Open science, reproducibility, and transparency in ecology

TitleOpen science, reproducibility, and transparency in ecology
Publication TypeJournal Article
Year of Publication2019
AuthorsPowers, SM, Hampton, SE
JournalEcological Applications
Type of ArticleJournal Article

Reproducibility is a key tenet of the scientific process that dictates the reliability and generality of results and methods. The complexities of ecological observations and data present novel challenges in satisfying needs for reproducibility and also transparency. Ecological systems are dynamic and heterogeneous, interacting with numerous factors that sculpt natural history and that investigators cannot completely control. Observations may be highly dependent on spatial and temporal context, making them very difficult to reproduce, but computational reproducibility can still be achieved. Computational reproducibility often refers to the ability to produce equivalent analytical outcomes from the same data set using the same code and software as the original study. When coded workflows are shared, authors and editors provide transparency for readers and allow other researchers to build directly and efficiently on primary work. These qualities may be especially important in ecological applications that have important or controversial implications for science, management, and policy. Expectations for computational reproducibility and transparency are shifting rapidly in the sciences. In this work, we highlight many of the unique challenges for ecology along with practical guidelines for reproducibility and transparency, as ecologists continue to participate in the stewardship of critical environmental information and ensure that research methods demonstrate integrity.

Ecologists have long faced a novel challenge not routinely encountered in less field-oriented sciences: repeated testing is fundamental to the scientific method (Popper 1934) yet it is impossible to perfectly repeat observational studies of the natural world (Vanderbilt and Blankman 2017). This issue is timely as scientists across disciplines increasingly recognize the challenges of reproducing published results, and the threats that irreproducible results pose to the scientific process (Munafo et al. 2017). Reproducibility and transparency issues are particularly important for scientists engaged in actionable science and ecological applications; this work often feeds back rapidly and directly on biota, ecosystems, and people who have stakes in conservation or management outcomes, in turn affecting perceptions about the integrity of our field.

For ecologists engaged in observational and field-based studies, data are often highly dependent on the spatial and temporal context of the specific system (Huang 2014, Schnitzer and Carson 2016, LaDeau et al. 2017, Peters and Okin 2017). The weather does not recycle itself.
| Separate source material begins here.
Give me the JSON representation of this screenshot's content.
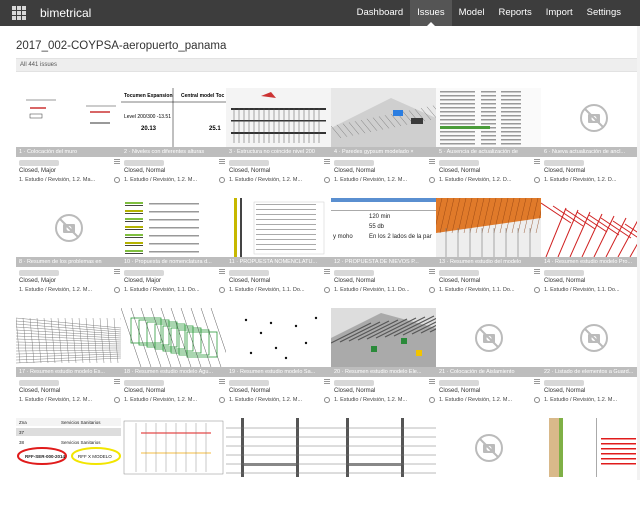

Gradual changes over time, regime shifts, and legacies of past events can greatly influence how natural systems work, as well as our perceptions about how they work (Magnuson 1990). With this complexity, ecology has relied on deep understanding of natural history as a source of ideas about pattern and process (Anderson 2017), often through long periods of intensive observation that could be argued as irreproducible. Even if we could bring back our predecessors, many of their study systems now bear little resemblance to earlier states.

Such irregularities in the natural world can torment experimental ecologists. Repeated or replicated sequences in time are elusive and, likewise, neighboring populations, communities, or ecosystems observed within the same day or year can still differ in important ways that affect the outcomes of studies. Thus, while broad guidelines for reproducible research in the sciences are available (Sandve et al. 2013), ecologists face novel challenges that complicate adoption of such general practices. These challenges are linked to the heterogeneity of the systems we study, as well as the approaches and information we use. Strategies that increase the reproducibility of ecological studies are being pursued (Milcu et al. 2018) and it is important that ecologists address these issues if we are to continue serving a critical role in understanding the complex dynamics of the biosphere in the Anthropocene.